Which lines below mention "JSON"? Pick each one out.

......

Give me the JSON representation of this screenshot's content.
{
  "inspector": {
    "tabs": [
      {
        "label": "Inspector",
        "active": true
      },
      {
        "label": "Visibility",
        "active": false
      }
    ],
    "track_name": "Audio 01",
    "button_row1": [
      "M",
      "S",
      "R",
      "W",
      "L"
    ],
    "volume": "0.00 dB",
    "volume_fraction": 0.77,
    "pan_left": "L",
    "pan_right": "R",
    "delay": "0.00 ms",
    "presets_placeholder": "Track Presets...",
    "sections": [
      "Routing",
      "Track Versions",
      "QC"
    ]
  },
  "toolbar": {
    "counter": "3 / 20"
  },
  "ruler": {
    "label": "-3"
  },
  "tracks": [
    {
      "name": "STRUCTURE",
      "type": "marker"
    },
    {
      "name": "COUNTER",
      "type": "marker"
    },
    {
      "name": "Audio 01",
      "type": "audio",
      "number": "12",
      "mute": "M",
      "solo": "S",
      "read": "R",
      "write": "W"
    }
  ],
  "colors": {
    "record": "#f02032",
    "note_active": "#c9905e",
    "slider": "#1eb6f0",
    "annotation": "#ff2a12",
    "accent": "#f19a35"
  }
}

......

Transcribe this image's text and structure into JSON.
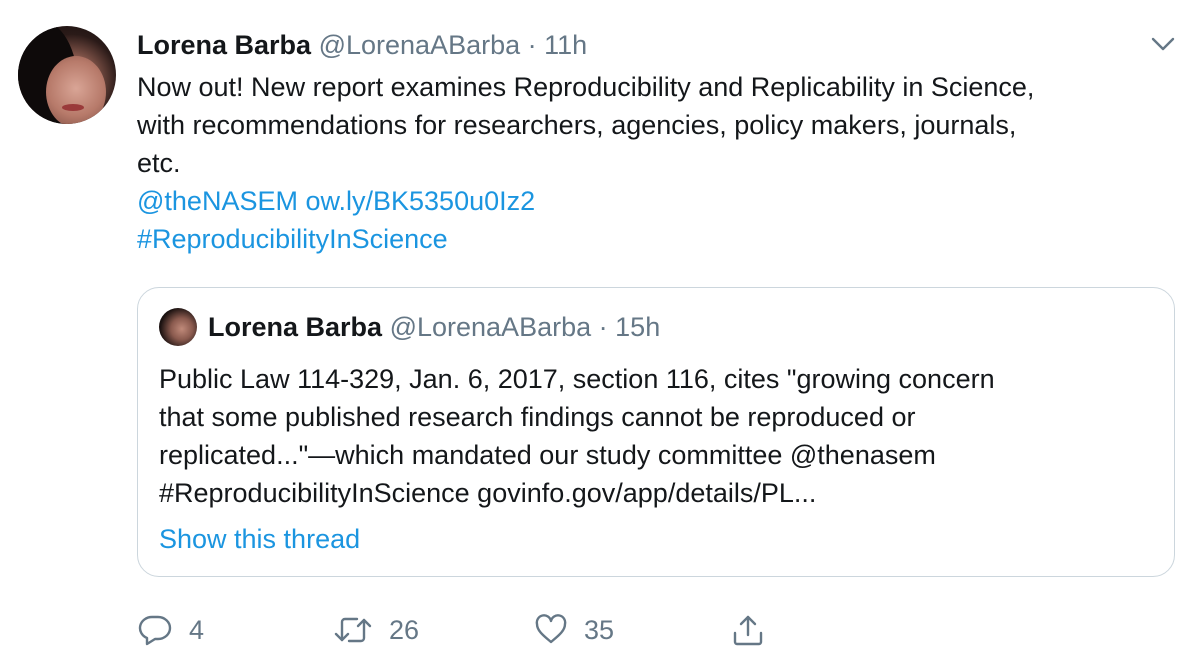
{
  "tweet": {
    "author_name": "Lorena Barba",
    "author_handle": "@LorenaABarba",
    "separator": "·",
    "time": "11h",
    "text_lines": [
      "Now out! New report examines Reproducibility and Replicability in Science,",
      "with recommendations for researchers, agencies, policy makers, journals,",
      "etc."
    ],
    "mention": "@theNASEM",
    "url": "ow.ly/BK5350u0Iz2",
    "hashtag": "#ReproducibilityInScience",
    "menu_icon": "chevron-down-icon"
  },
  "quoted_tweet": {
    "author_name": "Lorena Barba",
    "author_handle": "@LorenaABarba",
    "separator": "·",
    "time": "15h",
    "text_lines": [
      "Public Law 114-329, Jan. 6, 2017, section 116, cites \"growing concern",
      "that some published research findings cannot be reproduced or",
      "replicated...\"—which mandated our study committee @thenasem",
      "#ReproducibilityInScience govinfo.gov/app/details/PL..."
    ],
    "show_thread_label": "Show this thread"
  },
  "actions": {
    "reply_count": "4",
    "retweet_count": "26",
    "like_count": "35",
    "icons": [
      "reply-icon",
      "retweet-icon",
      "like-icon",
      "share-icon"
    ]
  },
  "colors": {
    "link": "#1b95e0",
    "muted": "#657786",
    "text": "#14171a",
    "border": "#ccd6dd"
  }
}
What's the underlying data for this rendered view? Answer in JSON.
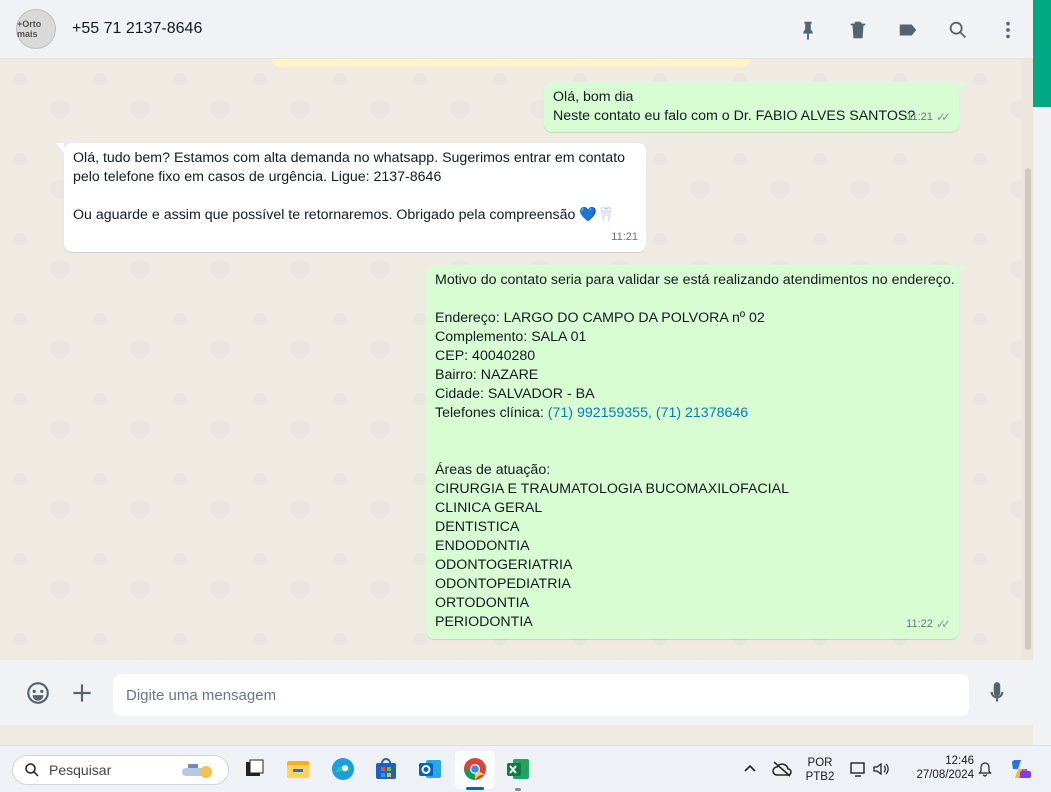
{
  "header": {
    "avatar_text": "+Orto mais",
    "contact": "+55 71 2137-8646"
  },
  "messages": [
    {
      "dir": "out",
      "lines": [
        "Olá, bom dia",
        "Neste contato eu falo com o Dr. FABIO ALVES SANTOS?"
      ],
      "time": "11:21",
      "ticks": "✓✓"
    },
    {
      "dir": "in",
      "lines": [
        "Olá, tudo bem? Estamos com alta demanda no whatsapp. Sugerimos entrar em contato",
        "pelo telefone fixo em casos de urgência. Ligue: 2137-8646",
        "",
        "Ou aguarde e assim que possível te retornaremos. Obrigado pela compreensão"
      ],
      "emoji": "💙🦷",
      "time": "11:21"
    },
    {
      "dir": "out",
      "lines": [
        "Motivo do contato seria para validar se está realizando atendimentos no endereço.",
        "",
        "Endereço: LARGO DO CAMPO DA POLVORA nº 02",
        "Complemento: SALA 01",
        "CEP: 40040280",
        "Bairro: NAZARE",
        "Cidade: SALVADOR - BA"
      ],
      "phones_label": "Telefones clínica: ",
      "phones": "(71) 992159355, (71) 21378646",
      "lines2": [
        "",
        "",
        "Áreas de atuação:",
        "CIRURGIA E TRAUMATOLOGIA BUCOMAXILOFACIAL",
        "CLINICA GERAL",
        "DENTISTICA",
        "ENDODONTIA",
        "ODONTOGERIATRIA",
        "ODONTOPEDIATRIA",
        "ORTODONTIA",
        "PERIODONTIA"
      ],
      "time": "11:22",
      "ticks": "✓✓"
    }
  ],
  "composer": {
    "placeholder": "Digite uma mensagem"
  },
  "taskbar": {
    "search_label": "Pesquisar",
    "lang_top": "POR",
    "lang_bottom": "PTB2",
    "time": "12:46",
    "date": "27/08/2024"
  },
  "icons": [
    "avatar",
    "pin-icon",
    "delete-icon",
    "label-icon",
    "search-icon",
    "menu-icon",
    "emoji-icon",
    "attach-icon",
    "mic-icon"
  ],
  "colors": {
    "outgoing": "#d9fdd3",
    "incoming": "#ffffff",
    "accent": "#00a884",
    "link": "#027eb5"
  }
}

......

→ Answer
Give me the JSON representation of this screenshot's content.
Transcribe this image's text and structure into JSON.
What's the underlying data for this rendered view? Answer in JSON.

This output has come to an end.